By George Munene
Research on the use of blockchain technology in Kenya agriculture has shown a 30 per cent increase in farmer incomes among smallholder farmers of African indigenous vegetables in Kakamega County, Western Kenya.
The study conducted by researchers from America’s Virginia Tech University in coordination with Egeton University, Kenya, and Australian tech startup AgUnity found blockchain to be the right technology to introduce into the indigenous vegetable value chain due to a lack of trust among actors and lack of efficient operation throughout the value chain.
“We saw an improvement in income and food security, especially among women farmers. There was a -2 point average decrease in experiences of food insecurity and a 30 per cent average improvement in income from the same quarter as the previous year which came from improved income in on and off-farm activity because the value chain was more efficient, transactions were more easily arranged and executed enabling farmers to diversify their sources of income which is critical for long term resilience,” explained lead researcher Dr. Jesssica Agnew.
At a fundamental level, blockchain is a method of storing information in a reliable and transparent way.
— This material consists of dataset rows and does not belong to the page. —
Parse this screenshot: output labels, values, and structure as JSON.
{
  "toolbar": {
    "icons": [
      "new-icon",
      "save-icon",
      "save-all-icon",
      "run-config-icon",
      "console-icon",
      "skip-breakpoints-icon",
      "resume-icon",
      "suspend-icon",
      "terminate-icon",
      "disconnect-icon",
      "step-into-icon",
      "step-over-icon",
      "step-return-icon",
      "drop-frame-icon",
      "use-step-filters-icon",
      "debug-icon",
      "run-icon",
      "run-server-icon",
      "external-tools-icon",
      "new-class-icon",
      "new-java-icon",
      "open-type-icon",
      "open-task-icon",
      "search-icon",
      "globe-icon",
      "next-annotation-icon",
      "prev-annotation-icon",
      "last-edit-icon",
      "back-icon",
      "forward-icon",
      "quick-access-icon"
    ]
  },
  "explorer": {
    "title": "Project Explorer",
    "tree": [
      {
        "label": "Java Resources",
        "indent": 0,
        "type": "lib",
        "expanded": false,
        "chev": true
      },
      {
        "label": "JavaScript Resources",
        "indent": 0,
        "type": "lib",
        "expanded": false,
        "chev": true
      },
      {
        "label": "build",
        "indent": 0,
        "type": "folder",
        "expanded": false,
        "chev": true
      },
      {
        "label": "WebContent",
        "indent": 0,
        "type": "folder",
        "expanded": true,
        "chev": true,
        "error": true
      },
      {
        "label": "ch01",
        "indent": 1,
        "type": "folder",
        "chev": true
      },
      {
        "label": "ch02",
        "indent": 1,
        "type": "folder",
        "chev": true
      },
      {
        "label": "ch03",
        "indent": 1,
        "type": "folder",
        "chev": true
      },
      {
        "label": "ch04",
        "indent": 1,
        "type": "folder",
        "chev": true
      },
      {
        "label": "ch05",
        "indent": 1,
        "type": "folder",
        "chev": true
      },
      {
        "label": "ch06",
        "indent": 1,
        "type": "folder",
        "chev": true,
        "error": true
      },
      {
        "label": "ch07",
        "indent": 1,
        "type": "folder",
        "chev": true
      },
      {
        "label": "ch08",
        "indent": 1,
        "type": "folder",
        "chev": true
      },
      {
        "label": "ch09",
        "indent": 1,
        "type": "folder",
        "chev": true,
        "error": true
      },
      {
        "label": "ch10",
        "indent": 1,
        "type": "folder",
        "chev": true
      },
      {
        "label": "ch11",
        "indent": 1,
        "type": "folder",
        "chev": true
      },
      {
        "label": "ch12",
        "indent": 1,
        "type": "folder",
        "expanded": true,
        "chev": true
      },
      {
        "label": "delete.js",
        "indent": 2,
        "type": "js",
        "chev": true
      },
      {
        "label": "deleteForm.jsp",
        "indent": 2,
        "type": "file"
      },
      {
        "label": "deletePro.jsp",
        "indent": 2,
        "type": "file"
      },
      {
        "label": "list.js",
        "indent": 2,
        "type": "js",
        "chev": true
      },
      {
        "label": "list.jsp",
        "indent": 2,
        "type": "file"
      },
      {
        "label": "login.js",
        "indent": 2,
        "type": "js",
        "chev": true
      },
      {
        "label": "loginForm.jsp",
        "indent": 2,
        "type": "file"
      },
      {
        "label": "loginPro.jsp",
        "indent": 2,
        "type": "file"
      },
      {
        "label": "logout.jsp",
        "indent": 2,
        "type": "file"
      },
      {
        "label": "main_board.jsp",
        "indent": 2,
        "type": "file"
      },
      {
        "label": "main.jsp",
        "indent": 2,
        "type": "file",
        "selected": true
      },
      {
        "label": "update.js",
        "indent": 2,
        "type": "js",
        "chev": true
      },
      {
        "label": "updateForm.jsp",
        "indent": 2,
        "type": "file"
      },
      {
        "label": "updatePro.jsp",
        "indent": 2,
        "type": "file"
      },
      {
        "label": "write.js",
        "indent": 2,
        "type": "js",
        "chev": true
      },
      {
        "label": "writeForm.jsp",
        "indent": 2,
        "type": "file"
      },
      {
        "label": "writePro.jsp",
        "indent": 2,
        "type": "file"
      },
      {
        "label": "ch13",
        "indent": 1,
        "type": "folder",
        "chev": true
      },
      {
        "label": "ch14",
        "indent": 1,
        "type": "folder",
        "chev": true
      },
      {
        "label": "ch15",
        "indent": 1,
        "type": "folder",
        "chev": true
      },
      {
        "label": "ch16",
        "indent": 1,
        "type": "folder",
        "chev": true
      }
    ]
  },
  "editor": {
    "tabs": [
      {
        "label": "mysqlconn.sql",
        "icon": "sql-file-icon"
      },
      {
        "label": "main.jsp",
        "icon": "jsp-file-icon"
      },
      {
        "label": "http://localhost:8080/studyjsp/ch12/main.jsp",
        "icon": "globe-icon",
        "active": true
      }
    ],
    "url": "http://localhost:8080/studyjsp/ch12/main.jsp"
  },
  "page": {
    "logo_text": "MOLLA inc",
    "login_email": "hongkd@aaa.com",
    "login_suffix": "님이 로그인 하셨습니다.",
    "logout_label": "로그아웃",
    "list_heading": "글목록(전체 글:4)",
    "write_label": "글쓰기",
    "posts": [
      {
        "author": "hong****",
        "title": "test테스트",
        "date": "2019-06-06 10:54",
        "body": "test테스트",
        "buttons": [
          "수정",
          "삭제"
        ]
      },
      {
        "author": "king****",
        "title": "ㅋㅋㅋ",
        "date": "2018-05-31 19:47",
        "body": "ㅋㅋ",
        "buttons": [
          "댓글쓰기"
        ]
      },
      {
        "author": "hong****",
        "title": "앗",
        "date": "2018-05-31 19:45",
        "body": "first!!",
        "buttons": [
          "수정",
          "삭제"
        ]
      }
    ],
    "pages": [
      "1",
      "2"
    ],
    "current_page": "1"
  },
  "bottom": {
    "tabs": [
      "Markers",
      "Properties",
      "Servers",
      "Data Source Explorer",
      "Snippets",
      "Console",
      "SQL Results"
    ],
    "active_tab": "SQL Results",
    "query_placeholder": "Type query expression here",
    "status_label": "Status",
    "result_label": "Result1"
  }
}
It is concerned with storing records and does not use crypto-currency or fintech.
In May 2021, the researchers deployed 60 smartphones to 40 farmers 10 traders, 10 retailers, and one community-based organisation in Kakamega County. These participants were provided with initial physical training and continuous training on their phones. A local field officer was also hired to provide continual support to users.
‘Ag Champions’ were also nominated by different communities. They received additional training and helped provide assistance to users when they were having challenges using the phones and helped rally users along the concept of collaborative working along the value chain.
“Essentially how the system works is if I want to sell vegetables to John and they accept the price and quantity of my produce, I confirm the transaction actually happened by scanning a QR code on my phone. Farmers and retailers do this at every stage of transacting along the value chain. These transactions are recorded as a block of information. The block is a distributed ledger technology that is broadcast to every party in a network with everyone within it validating the transaction. The block is added to the blockchain and secured using cryptography making it an immutable record of the transaction,” illuminated Dr. Agnew.
Because blockchain is a distributed ledger, this makes it virtually impossible to change records as you would have to alter the record on every ledger that’s been distributed throughout the network otherwise there would be a discrepancy and it would not be validated.
Blockchain can address deeply entrenched issues within the agriculture value chain such as:
- Unreliable or non-existent paper-based record keeping
- Opaque supply chains
- Exploitative broker-behavior
- Lack of market information
- Smallholder farmer lack of services– financial, extension, etc.
“There are other technologies that can be used to store records, the full value of blockchain is realised when there is a lack of trust between actors as once a digital record is created within the blockchain it can’t be altered or changed. This makes the information being passed among actors more trustworthy,” said the researcher.
92 per cent of farmer participants within the program reported improved relationships with buyers using blockchain as they understood the complete value chain. Growers were able to know who to trade with and the buyers came to collect the vegetables when they were ready– saving on time and the hustle of sourcing for markets. 86 per cent of buyers reported preferring buying from buyers within the chain as supplier and buyer names were on their phones and they were able to build trust and consistency with farmers.
Negotiations between parties were easier and more straightforward as there was reduced debate around price given there was a record of transactions between participants. The technology also helped improve the coordination between actors by standardising the bundles of vegetables sold which clarified and improved everyone’s revenues. Buyers and sellers trusted each other more as the participants within the value chain were clearly known. This enabled producers and traders to know who to call enabling them to plan transactions ahead of time reducing post-harvest losses significantly as they only harvested what they needed.
Personal relationships of participants within the value chain also improved significantly and there was a lot more enjoyment in engaging in the network with women growing even more indigenous veggies.
The program worked with Australian-based startup AgUnity as beyond the company developing a base-level record-keeping product for the research they are creating an entire operating system with a super app that acts like a platform. “The app will be more of a play store than an app where you can download applets from enabling it to offer farmer-focused information such as weather, extension videos, access to markets, and ways to procuring inputs,” informed Dr. Jesssica.
According to the researcher, they focused on vegetables because oftentimes when talking about food security there’s a focus on cash crops because an improvement in incomes can lead to improved food security. The researchers were keen to explore the impacts of making nutritious foods more available and their value chains function more efficiently and how possible this was using blockchain technology.
The program further focused on indigenous African vegetables because:
- Increased demand for traditional vegetables for their nutritional and medicinal value
- Wanting to make a return to historical and heritage products
- Supports food security, and nutrition as well as creates income for producers and consumers
- Informal value chain– highly affected by seasons
- Genderd transaction– farmers are often women, traders often men, and retailers women
- Export market opportuinity
For more information: Chris Alan Rice (email@example.com)
Dr. Jesssica Agnew (firstname.lastname@example.org)